What you need to do: Take each line of the records below that contains the string "Work" and copy it.

Records from a collection:
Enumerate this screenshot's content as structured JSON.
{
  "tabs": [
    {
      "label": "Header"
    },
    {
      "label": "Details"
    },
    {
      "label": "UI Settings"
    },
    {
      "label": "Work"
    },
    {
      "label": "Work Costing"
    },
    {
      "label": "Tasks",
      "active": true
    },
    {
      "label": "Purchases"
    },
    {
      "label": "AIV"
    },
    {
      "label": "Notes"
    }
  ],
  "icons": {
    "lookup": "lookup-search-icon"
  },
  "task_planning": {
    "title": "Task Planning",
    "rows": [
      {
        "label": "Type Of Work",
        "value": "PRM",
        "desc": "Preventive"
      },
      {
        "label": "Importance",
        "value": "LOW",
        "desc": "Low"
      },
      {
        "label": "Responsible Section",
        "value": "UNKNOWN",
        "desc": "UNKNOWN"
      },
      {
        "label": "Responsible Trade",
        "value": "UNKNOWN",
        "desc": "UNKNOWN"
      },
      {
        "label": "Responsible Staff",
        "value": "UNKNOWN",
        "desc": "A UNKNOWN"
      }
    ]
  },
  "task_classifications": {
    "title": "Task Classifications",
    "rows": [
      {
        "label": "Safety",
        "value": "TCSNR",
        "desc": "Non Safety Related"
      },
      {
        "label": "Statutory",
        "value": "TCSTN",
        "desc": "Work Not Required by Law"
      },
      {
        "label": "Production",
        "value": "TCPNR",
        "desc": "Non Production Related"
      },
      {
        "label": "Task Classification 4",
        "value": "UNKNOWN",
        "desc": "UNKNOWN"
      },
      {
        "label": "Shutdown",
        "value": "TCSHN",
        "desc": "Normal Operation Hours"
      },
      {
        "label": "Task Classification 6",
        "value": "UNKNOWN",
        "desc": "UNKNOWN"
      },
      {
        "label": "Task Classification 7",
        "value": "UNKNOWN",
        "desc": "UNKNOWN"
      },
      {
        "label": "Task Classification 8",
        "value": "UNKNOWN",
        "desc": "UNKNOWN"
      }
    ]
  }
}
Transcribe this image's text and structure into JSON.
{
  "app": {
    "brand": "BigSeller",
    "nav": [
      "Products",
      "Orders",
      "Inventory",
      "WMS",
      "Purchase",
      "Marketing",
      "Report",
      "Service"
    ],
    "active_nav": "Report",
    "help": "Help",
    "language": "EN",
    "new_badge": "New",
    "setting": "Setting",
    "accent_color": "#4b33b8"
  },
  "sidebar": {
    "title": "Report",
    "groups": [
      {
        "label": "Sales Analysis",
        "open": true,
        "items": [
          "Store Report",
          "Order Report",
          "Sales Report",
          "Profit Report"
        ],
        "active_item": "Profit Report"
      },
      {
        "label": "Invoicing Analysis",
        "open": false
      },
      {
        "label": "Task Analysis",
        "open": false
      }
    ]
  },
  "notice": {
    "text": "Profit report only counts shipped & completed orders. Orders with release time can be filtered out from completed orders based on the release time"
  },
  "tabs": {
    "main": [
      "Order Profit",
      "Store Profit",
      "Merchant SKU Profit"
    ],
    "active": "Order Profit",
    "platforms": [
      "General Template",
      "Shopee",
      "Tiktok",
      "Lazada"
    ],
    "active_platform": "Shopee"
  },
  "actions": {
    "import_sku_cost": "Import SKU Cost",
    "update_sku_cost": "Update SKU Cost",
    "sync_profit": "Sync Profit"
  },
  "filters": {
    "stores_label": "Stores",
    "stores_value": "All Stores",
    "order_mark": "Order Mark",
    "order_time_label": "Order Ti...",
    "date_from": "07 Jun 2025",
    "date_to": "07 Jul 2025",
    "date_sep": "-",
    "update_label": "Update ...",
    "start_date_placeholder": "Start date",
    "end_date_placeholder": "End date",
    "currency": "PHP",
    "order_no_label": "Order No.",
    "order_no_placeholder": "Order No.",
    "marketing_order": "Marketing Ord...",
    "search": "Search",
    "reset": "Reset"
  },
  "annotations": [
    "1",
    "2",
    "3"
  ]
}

Written solution:
      "label": "Work"
      "label": "Work Costing"
        "label": "Type Of Work",
        "desc": "Work Not Required by Law"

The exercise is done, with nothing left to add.